There is a great deal of academic discussion and analysis regarding racial discourse and one of the fundamental authorities on this subject is B. Harro. His commentary on the Cycles of Socialization and Liberation provide a solid basis from which to analyze images of racial discourse and their impact on the population. The basis of these cycles is the idea of social identity, “we are each born into a specific set of social identities, related to the categories of difference mentioned above, and these social identities predispose us to unequal roles in the dynamic system of oppression” (Harro, 2000, p. 45). By identifying with a certain social group, a person is going to drift toward the stereotypes portrayed for that social group. In this case, social identity contributes heavily to how a person of a particular race lives his or her life, “We get systematic training in ‘how to be’ each of our social identities throughout our lives” (Harro, 2000, p. 45).

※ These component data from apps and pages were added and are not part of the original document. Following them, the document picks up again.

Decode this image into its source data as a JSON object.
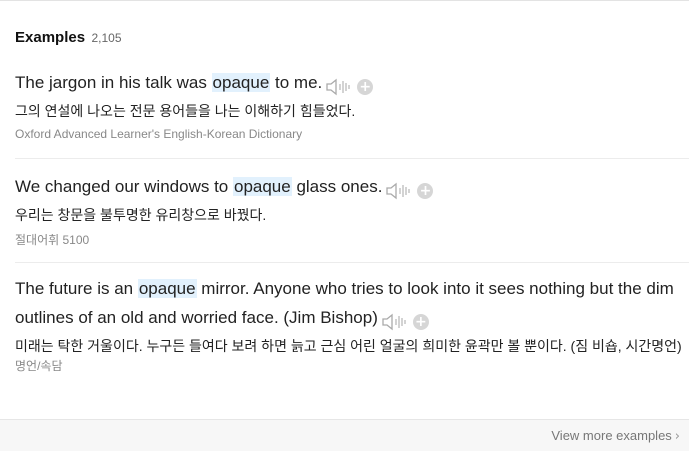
{
  "header": {
    "title": "Examples",
    "count": "2,105"
  },
  "examples": [
    {
      "en_before": "The jargon in his talk was ",
      "keyword": "opaque",
      "en_after": " to me.",
      "ko": "그의 연설에 나오는 전문 용어들을 나는 이해하기 힘들었다.",
      "source": "Oxford Advanced Learner's English-Korean Dictionary"
    },
    {
      "en_before": "We changed our windows to ",
      "keyword": "opaque",
      "en_after": " glass ones.",
      "ko": "우리는 창문을 불투명한 유리창으로 바꿨다.",
      "source": "절대어휘 5100"
    },
    {
      "en_before": "The future is an ",
      "keyword": "opaque",
      "en_after": " mirror. Anyone who tries to look into it sees nothing but the dim outlines of an old and worried face. (Jim Bishop)",
      "ko": "미래는 탁한 거울이다. 누구든 들여다 보려 하면 늙고 근심 어린 얼굴의 희미한 윤곽만 볼 뿐이다. (짐 비숍, 시간명언)",
      "source": "명언/속담"
    }
  ],
  "footer": {
    "more_label": "View more examples",
    "chevron": "›"
  },
  "icons": {
    "speaker": "speaker-icon",
    "add": "add-to-wordbook-icon"
  },
  "colors": {
    "highlight": "#e2f1fd",
    "icon_gray": "#bdbdbd"
  }
}
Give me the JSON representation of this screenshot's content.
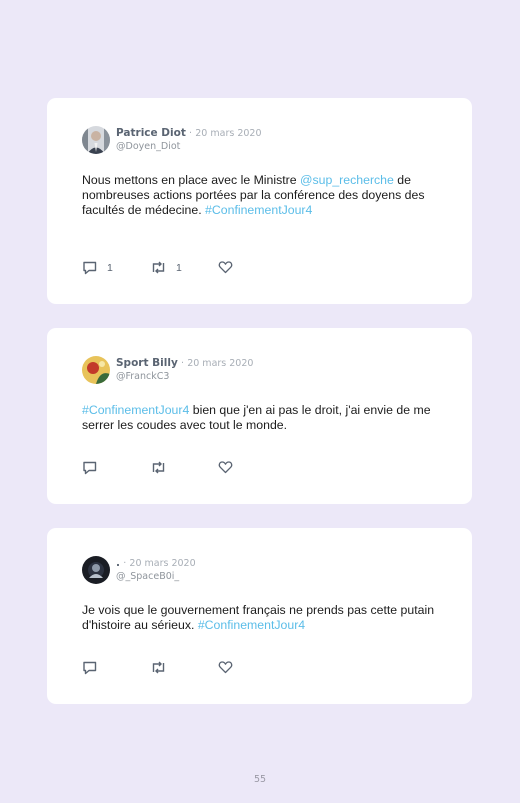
{
  "tweets": [
    {
      "name": "Patrice Diot",
      "date": "20 mars 2020",
      "handle": "@Doyen_Diot",
      "text": [
        "Nous mettons en place avec le Ministre ",
        "@sup_recherche",
        " de nombreuses actions portées par la conférence des doyens des facultés de médecine. ",
        "#ConfinementJour4"
      ],
      "reply_count": "1",
      "retweet_count": "1",
      "like_count": ""
    },
    {
      "name": "Sport Billy",
      "date": "20 mars 2020",
      "handle": "@FranckC3",
      "text": [
        "#ConfinementJour4",
        " bien que j'en ai pas le droit, j'ai envie de me serrer les coudes avec tout le monde."
      ],
      "reply_count": "",
      "retweet_count": "",
      "like_count": ""
    },
    {
      "name": ".",
      "date": "20 mars 2020",
      "handle": "@_SpaceB0i_",
      "text": [
        "Je vois que le gouvernement français ne prends pas cette putain d'histoire au sérieux. ",
        "#ConfinementJour4"
      ],
      "reply_count": "",
      "retweet_count": "",
      "like_count": ""
    }
  ],
  "separator": "·",
  "page_number": "55",
  "colors": {
    "background": "#ece8f8",
    "card": "#ffffff",
    "link": "#5bbde8",
    "name": "#5a6472",
    "muted": "#a8aeb6"
  }
}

Every society has its own distinctive norms or shared values regarding acceptable and unacceptable behaviour that help govern appropriate behaviour. Social control through a process of socialization to the dominant standards of culture can account for how society brings about the acceptance of basic social norms and for preventing deviant behaviour through informal and formal sanctions. ”, (Schaefer & Haaland, 2009, p. 159) As we are socialized to society’s norms and values of what is acceptable behaviour we internalize such norms as valid and desirable; “we are socialized both to want to belong and to fear being viewed as different or deviant.” (Schaefer & Haaland, 2009, p. 164) In Canada as well as around the world, people are highly concerned about the opinions of others, social acceptance and the fear of rejection is an enormous motivation to conform to acceptable behaviours for most of us. In the case of having a law that would identify an individual who has previously been convicted of impaired driving through a Special License Plate that would be visible to the community, would play on our fears of being rejected and being publicly viewed as deviant. It would be considered a form of informal social control that has both advantages and disadvantages to its effectiveness.